December 21, 2020

Ever since in May 2018 the ECB published the “Report on the Thematic Review on effective risk data aggregation and risk reporting” data quality has improved – not only in Europe- as one of the big topics for financial institutions in the area of Risk Management and thus also in the area of KYC/AML reporting. In the ECB report – written along the lines of the Basel Committee “Principles of Data Governance” – close attention is given to data quality, which is seen as one of the essential preconditions for proper risk governance and sound risk-based decision-making.

Why is data quality important for KYC/AML?

KYC/AML implementations are often large projects that require numerous changes to customer processes,  customer data and reporting coming from different departments and business lines within the financial institution. For anti-money laundering (AML) investigations e.g. it is required to be able to verify information and trace individual transactions through the financial institution which  assumes high quality and easily accessible information. All of the processing and reports build on top of the data entered, altered and stored within the organisation for which data quality plays a significant role.

In the KYC/AML regulated environment,  maintaining a strong focus on data quality is therefore becoming one of the important success factors of being able to implement regulations. Let’s take a step back and see what financial institutions could do in order to be successful in improving data quality.

What steps can be taken to improve data quality?

Within the COBIT framework- but also within other frameworks – data quality is defined upon attributes that represent the criteria that must be satisfied in order to make information ‘reliable’. The general consensus is that there are four attributes of data quality that are seen as the most valuable. These are: completeness, correctness, timeliness and validity of information.

However, the problem with data quality is that not all mentioned attributes can be unified into a set of “hard” measurements. On the contrary, data quality has been proven to be difficult to measure. E.g. a set of data might be satisfactory in one of the attributes but inadequate in another one. Also, improving one data quality dimension (e.g. validity) could impair another dimension (e.g. timeliness).  Within one organisation different stakeholders might also have different data quality requirements, while improvements concerning data quality have to compete within the same budget with other priorities.

In order to improve an organization’s ability to produce good quality data the ECB report states that it is important to have a program on data governance. Several good frameworks exist in the market for executing data governance, and many organisations have started working on these programs and have booked successes in improving data quality.

However, the implementation of a data governance program is a long term effort, due to the fact that data quality is not the outcome of a few good decisions, but rather the outcome of many good decisions taken in the process of obtaining, altering, producing and reports on data within many parts of the organisation over a longer period. Therefore, cross-functional collaboration is one of the keys for successful data quality initiatives.

Are there other perspectives on improving data quality?

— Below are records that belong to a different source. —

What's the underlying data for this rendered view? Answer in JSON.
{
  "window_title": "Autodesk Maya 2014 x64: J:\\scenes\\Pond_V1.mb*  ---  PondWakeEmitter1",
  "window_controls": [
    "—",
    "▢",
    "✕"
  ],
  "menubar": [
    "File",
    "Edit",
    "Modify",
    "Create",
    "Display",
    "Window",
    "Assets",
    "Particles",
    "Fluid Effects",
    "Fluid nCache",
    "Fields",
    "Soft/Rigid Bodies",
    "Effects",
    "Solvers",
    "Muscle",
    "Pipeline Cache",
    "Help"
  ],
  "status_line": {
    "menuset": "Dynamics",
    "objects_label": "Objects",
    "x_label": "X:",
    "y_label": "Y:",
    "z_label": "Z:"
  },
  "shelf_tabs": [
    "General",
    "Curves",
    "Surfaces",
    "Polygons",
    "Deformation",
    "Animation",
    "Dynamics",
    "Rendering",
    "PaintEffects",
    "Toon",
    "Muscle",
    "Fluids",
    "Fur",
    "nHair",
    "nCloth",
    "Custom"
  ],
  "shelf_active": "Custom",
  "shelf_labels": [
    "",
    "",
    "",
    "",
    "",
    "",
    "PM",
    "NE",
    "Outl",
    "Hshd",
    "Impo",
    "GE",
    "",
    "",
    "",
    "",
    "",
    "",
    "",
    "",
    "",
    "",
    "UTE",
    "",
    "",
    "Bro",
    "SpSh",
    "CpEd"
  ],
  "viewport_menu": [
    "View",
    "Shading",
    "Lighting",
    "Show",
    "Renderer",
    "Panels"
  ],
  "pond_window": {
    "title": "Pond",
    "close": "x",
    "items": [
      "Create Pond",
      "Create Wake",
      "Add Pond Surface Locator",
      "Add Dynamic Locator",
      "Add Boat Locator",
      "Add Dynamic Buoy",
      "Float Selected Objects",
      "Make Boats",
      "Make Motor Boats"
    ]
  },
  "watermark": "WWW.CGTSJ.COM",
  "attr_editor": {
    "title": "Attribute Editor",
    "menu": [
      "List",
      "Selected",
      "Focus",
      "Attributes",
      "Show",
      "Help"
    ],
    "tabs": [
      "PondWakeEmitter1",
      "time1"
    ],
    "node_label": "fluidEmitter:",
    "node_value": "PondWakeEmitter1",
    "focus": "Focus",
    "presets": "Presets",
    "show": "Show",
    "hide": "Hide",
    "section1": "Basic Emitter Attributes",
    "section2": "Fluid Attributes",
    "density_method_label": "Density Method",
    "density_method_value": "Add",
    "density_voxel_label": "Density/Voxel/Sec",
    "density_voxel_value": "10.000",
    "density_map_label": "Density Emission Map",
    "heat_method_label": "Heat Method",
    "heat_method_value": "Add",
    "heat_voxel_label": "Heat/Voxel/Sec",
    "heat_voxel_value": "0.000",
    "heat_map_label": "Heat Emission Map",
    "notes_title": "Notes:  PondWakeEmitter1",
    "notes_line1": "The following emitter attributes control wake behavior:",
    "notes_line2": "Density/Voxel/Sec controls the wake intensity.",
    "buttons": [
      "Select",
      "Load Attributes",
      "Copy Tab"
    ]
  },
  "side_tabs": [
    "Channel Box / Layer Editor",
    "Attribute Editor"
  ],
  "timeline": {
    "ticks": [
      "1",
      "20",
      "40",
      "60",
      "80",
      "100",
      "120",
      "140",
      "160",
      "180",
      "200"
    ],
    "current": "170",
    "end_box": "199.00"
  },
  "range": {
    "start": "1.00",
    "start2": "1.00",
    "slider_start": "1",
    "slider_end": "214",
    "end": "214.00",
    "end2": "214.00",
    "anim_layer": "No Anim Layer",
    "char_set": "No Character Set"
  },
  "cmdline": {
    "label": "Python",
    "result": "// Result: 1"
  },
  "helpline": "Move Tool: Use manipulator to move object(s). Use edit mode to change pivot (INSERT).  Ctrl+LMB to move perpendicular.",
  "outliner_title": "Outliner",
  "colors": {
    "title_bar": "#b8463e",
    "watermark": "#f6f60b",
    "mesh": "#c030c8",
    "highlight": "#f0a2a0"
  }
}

Having concluded that KYC/AML projects reach out over multiple business units and departments of the company, it could be beneficial to look at improving data quality also from a change management perspective. What needs to change in the organisation to make a positive change to reach the desired outcome of “good” data quality?

Possibly, management science can help us with additional perspectives. Already before KYC/AML legislation became such an important topic, scientific research was carried out on which factors influence the actual data quality performance of an organisation.[1] Not surprisingly,  the most directly influencing factor to improve data quality appeared to be the management commitment to do so.

Also in the earlier mentioned ECB report the same is concluded: “Senior management sets the tone and direction of any organisation and therefore their involvement, interaction and direction are very important in order to make real and substantive changes to the supervisory efforts spent on enhancing the quality of data…..”

Then the interesting follow-up question is: what influences management commitment?

In the management research carried out two types of factors came out that influence management commitment:  directly, the presence of data quality “champions” in the organisation i.e. managers enthusiastic for improving data quality and secondly the fact that management is rewarded for data quality. Also indirect factors play an important role: the perceived usefulness for data quality as a strategic resource in products and services and the perceived need for data quality in meeting regulatory, stakeholder and competitive requirements.


As a senior manager responsible for KYC it could prove valuable to look at data quality also from a change management perspective. Is there sufficient management commitment to drive through in daily decision making? Do we have sufficient data quality “champions”? And what are the arguments that can be used from a change management story like usefulness for e.g. competitive purposes? And are there – beside the mentioned regulatory requirements – other stakeholders that are in need of better data quality?

Richard Ippel

[1] Accounting and Finance 47 (2007) p.335–355, Factors influencing organizations to improve data quality in their information systems, Tee, Bowe, Doyle, Rohde.